I am a certified personal trainer, however I am by no means a nutritionist or a medical professional. That being said, the purpose of these posts is not to provide explicit medical advice-they are to help you prepare mentally to begin, run along and stay on the Road to Gainzville. That being said, the denotation for the words “healthy” and “strong” are markedly different. While there is certainly a correlation between the two, I personally believe (with some exceptions, naturally) for the most part, strength builds confidence while health is more related to quality of life.
Obviously the aforementioned is not a blanket statement, however I think it’s important to differentiate between the two for approaching training from a cerebral perspective. Eating a strict, balanced healthy diet alone with no exercise for an extended period of time can certainly have undeniable health benefits, however it will not help build strength. When I refer to strength, I refer not only to raw, physical power but confidence and focus as well. I’d argue mental strength is more important than physical-we all age and eventually reach a point where we can no longer bench press X number of pounds, however a sharp mind (with some exceptions, of course) lasts much longer. Strength-both mental and physical-builds confidence, competence, courage. All of this helps breed success and allows us to enables us to achieve our goals, whatever they may be.
I want my clients, friends, family, everyone-to be healthy and strong. While the responsibility for ensuring you are healthy is your own, only a certified medical professional can let you know if you’re truly healthy. That being said, when you’re strong, you know it. The feeling of breaking a personal record (PR) in the gym or on the track is fantastic, as it is the ultimate barometer for knowing you are stronger, faster, and better than you were before. The sensation you get when you cross a finish line of a race-that is strength.

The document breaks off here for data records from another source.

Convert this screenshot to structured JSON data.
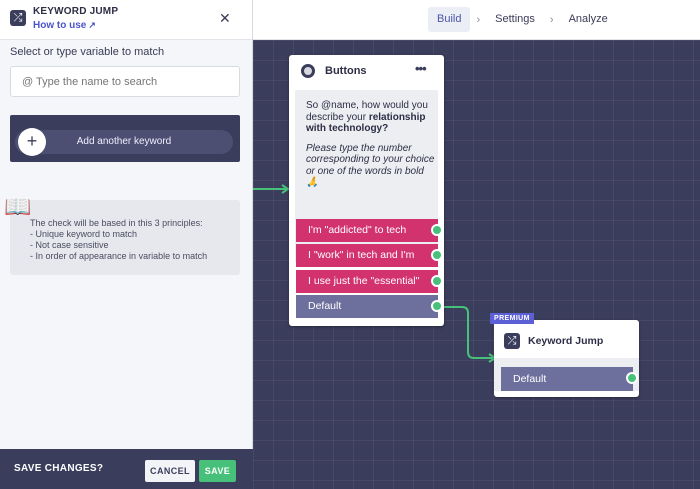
{
  "panel": {
    "title": "KEYWORD JUMP",
    "how_to_use": "How to use",
    "select_label": "Select or type variable to match",
    "search_placeholder": "@ Type the name to search",
    "add_keyword": "Add another keyword",
    "info_lines": [
      "The check will be based in this 3 principles:",
      "- Unique keyword to match",
      "- Not case sensitive",
      "- In order of appearance in variable to match"
    ],
    "save_changes": "SAVE CHANGES?",
    "cancel": "CANCEL",
    "save": "SAVE"
  },
  "nav": {
    "tabs": [
      "Build",
      "Settings",
      "Analyze"
    ],
    "separator": "›",
    "active": "Build"
  },
  "buttons_node": {
    "title": "Buttons",
    "menu": "•••",
    "message_intro": "So @name, how would you describe your",
    "message_bold": "relationship with technology?",
    "message_italic": "Please type the number corresponding to your choice or one of the words in bold 🙏",
    "options": [
      "I'm \"addicted\" to tech",
      "I \"work\" in tech and I'm",
      "I use just the \"essential\"",
      "Default"
    ]
  },
  "keyword_node": {
    "badge": "PREMIUM",
    "title": "Keyword Jump",
    "default": "Default"
  },
  "colors": {
    "canvas": "#3b3d5c",
    "option": "#d2336f",
    "default": "#6d6f9c",
    "connector": "#47c07a",
    "link": "#4a55c8",
    "premium": "#5c5fd6"
  }
}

This is the distinction I want to instill when it comes to approaching my clients’ training: healthy is something you’re cognizant of, while strength is something you feel.
I want you to chase that feeling of strength. We’ve all felt it-maybe you nailed a presentation in school, handled a negotiation expertly in the office, lifted more than you ever have on a particular exercise, didn’t get winded going up the stairs, was able to move a heavy piece of furniture without too much difficulty-we all have experienced the sensation of strength occasionally, and our goal as healthy and strong people on the Road to Gainzville should be to constantly seek to improve our strength. I want you to know you’re a strong person, with the confidence and willingness to work to attain your goals. Nothing worth having ever comes easy-doesn’t matter if it’s completing a marathon, finishing an obstacle course race or acing a final exam. Strength will help you push through and ignore any doubts which will inevitably crop into your mind and enable you to remain focused on the task at hand.
I encourage you to focus on building strength, and finding a way to motivate yourself when the going gets tough. What are some examples of strength you’ve displayed-mental or physical-you’re most proud of? What event do you recall that keeps you going when you want to throw in the towel? Let everyone know in the comments and know you are strong!